Supplied information —
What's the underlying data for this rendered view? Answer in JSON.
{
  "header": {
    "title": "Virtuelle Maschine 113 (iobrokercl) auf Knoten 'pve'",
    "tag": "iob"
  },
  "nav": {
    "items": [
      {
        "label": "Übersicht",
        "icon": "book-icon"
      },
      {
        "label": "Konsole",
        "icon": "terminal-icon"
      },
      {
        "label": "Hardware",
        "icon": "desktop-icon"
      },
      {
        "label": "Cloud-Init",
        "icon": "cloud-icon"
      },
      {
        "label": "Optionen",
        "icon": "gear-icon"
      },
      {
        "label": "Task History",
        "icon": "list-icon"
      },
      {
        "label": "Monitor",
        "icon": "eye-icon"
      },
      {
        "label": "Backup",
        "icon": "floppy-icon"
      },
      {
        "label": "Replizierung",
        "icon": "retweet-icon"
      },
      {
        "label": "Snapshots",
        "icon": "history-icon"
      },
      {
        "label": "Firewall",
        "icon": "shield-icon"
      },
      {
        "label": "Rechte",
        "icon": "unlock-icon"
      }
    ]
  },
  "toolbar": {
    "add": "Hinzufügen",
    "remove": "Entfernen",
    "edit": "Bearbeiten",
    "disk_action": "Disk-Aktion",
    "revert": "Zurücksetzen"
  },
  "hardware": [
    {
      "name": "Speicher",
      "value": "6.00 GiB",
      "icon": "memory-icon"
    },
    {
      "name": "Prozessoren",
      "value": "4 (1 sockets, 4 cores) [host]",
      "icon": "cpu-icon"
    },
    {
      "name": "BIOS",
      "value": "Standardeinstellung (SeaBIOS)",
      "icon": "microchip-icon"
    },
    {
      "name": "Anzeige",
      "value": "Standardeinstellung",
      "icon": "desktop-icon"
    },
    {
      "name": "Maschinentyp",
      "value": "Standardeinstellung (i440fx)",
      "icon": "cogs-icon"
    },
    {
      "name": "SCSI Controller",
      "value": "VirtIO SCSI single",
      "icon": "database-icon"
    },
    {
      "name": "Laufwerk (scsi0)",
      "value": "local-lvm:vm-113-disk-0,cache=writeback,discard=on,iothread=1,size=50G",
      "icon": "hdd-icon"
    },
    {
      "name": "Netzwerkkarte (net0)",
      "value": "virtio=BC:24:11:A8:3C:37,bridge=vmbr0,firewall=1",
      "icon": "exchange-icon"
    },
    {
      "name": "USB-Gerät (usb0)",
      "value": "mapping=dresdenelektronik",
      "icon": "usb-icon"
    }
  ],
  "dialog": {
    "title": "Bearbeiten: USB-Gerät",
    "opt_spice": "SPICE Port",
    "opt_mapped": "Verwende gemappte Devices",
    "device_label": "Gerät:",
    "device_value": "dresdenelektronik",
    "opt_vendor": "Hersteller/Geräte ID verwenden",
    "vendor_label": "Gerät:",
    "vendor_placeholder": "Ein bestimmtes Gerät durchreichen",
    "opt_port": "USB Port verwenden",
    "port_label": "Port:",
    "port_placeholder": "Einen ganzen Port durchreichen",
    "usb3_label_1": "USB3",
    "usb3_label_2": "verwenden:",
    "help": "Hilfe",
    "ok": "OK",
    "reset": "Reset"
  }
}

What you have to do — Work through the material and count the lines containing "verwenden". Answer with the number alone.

The answer — 3